Apparently there is nothing new about attempts within the A.A. Fellowship and elsewhere to squelch the good that is done for the drunk who still suffers and finds himself in A.A.
The scraps have gone on since the mid-1930's. But, for a long time, the A.A. fellowship grew despite the angry outbursts. Perhaps because physicians, clergy, writers, and government officials were courted and won over--perhaps because of their own ineptness at solving what Dr. Silkworth called the "medically incurable" plight of the real alcoholic.
But A.A. seemed to avoid public controversy - perhaps by stressing anonymity.
No more. Not with the internet, the courts, the atheists, the clergy, the government agencies, and disgruntled AAs themselves picking up the axes and chopping away.
Thus, if you are a Christian in A.A. and mention Jesus Christ, some bozo may tell you that you can't do that. What's the problem? You? The bozo? Jesus Christ? A.A.?
Moreover, if you are a Christian in A.A. and read what a handful of Christian writers claim is an abomination, a threat to Christ, and contrary to the Bible, you may be greatly disturbed and shrink from mention of your Savior. What's the problem? You? The erring writer? Jesus Christ? A.A.?
Or, if you failed in A.A. for a variety of reasons, there is a new array of warriors who will tell you that Bill Wilson was crazy, was a spiritualist, was never a Christian, and violated his marriage vows and the limits of sanity with his LSD use. What's the problem? You? The psychoanalysts? Bill Wilson? A.A.?
There are more. And you probably stumble across these A.A. detractors at every turn today. Furthermore, the celebrities, the newspapers, the TV shows, and the "experts" are no longer quick to extoll the virtues of this fellowship which costs nothing, demands nothing serves the downtrodden and defeated, and has no binding restrictions on vulgarity, fornication, or strife. What's the problem? You? The detractors? The harm done? A.A.?
Anger. Anger. Anger. Anger in a fellowship which says "Love and tolerance is our code" and whose underlying philosophy was Jesus' Sermon on the Mount - according to its founders.
Perhaps the real problem is the angry ones. And here are some verses from Proverbs that may inspire those who wonder at the profit of being angry about A.A. and being outspoken in reproof of those who simply came to A.A. for help and to get well.
A few Bible verses from Proverbs for a former professor and website moderator who claims his
“students” would be furious if he posted certain historical materials and thereby allowed some light to shine.:
Proverbs 15:1-2 KJV
“A soft answer turneth away wrath: but grievous words stir up strife. The tongue of the wise useth knowledge aright: but the mouth of fools poureth out foolishness.”

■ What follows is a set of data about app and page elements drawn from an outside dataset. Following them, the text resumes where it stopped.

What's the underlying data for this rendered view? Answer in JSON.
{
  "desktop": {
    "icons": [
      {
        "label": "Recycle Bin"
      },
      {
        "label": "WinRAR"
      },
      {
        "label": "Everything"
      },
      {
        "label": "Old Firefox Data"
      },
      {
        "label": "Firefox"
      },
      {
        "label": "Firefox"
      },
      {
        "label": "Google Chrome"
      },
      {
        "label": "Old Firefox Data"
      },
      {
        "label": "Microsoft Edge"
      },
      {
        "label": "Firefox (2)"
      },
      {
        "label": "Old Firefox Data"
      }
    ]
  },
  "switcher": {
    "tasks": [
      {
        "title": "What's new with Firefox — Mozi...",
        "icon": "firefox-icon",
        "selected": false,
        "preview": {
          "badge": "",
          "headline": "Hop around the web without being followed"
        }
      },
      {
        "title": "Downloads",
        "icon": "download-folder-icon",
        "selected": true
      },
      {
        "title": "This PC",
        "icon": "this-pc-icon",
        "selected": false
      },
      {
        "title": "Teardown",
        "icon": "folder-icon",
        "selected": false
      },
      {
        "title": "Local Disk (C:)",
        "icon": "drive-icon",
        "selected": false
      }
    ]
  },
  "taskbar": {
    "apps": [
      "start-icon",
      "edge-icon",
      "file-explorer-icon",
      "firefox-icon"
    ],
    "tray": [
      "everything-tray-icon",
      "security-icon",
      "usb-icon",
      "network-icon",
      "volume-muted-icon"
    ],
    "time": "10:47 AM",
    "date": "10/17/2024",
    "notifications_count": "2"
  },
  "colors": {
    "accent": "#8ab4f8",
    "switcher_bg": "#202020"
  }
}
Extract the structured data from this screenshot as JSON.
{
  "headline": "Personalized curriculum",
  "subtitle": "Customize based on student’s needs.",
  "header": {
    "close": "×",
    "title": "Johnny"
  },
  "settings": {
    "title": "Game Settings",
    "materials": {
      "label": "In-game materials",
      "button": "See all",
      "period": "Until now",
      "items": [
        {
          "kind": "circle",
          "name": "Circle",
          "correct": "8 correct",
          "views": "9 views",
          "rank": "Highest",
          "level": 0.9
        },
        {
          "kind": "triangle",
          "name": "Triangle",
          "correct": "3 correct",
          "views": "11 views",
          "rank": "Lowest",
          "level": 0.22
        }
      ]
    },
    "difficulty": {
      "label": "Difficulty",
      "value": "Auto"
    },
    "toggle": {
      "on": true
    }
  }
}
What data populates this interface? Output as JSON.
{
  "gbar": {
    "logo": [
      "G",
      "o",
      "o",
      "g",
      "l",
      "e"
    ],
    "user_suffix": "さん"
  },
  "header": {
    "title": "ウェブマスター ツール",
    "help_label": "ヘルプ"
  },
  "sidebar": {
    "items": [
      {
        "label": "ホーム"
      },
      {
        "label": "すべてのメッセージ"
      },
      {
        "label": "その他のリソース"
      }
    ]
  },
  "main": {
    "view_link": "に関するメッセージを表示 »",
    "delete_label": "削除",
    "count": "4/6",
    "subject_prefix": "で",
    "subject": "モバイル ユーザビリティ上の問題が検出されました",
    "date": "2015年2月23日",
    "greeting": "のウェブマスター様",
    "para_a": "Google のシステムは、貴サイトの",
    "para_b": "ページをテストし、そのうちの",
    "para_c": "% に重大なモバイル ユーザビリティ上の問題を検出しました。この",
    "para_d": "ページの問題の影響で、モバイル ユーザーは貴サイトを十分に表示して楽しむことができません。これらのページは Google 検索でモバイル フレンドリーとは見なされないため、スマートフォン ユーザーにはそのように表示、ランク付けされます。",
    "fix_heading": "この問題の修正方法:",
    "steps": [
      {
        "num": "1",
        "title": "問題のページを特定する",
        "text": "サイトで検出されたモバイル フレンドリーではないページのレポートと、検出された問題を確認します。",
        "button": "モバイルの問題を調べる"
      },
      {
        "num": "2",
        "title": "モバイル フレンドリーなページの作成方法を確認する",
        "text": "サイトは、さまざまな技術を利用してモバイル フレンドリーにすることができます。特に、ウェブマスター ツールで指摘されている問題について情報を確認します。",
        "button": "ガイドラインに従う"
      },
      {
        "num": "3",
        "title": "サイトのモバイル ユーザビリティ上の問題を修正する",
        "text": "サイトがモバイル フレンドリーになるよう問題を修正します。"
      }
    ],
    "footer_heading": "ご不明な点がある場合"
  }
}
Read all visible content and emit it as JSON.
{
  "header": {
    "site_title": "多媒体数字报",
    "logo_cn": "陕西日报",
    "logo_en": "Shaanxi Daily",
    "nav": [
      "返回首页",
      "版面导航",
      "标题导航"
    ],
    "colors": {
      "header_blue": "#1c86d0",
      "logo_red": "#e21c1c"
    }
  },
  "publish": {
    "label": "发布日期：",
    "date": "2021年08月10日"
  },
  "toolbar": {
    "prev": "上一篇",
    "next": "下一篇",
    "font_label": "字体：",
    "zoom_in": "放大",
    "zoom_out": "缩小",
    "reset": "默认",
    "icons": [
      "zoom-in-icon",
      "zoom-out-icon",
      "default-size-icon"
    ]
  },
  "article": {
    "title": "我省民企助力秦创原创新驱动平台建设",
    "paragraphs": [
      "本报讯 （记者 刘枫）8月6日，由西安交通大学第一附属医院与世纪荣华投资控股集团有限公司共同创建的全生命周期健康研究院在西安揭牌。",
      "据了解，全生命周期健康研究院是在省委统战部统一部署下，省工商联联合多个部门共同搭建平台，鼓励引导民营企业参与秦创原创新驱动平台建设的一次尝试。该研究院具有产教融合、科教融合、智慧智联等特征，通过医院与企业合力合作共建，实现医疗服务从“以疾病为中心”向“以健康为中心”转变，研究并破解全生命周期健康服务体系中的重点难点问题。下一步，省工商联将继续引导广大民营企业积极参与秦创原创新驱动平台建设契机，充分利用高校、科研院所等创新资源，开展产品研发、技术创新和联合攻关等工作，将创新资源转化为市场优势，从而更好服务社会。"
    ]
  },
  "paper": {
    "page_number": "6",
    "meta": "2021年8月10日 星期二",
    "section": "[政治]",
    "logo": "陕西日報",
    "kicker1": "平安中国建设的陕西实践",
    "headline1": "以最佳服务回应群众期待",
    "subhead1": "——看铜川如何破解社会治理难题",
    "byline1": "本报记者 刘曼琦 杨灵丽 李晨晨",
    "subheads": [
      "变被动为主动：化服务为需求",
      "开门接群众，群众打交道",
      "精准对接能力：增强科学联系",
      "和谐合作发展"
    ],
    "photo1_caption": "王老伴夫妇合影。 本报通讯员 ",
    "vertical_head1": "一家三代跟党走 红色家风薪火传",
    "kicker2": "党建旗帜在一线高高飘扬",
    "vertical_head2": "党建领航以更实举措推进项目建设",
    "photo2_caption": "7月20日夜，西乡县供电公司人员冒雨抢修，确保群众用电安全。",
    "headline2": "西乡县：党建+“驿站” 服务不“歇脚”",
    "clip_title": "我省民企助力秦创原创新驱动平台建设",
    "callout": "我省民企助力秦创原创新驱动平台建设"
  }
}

Proverbs 25:20-21 KJV
“Where no wood is, there the fire goeth out: so where there is no talebearer, the strife ceaseth. As coals are to burning coals, and wood to fire; so is a contentious man to kindle strife.”
Proverbs 28:1 KJV
“The wicked flee when no man pursueth: but the righteous are bold as a lion.”
Proverbs 29:22 KJV
“An angry man stirreth up strife, and a furious man aboundeth in transgression”
I believe the Oxford professor can understand the King’s English, and I also understand why it was that Dr. Bob’s wife Anne strongly recommended the reading of Proverbs. In my youth, we just said, “The guy is scared of his shadow.” As for me, I’ve found nothing in the Big Book or our history to be afraid of. What we don’t like we can discard. What is wrong we can ignore. What is questionable, we can explore. What is right deserves report.
Anger is devilish and destructive. And it kindles resentment, revenge, and hurt. But Proverbs offers some suggestions to the unwary--those quick to spread rumors, to kindle opposition, and to promulgate rumor and doubt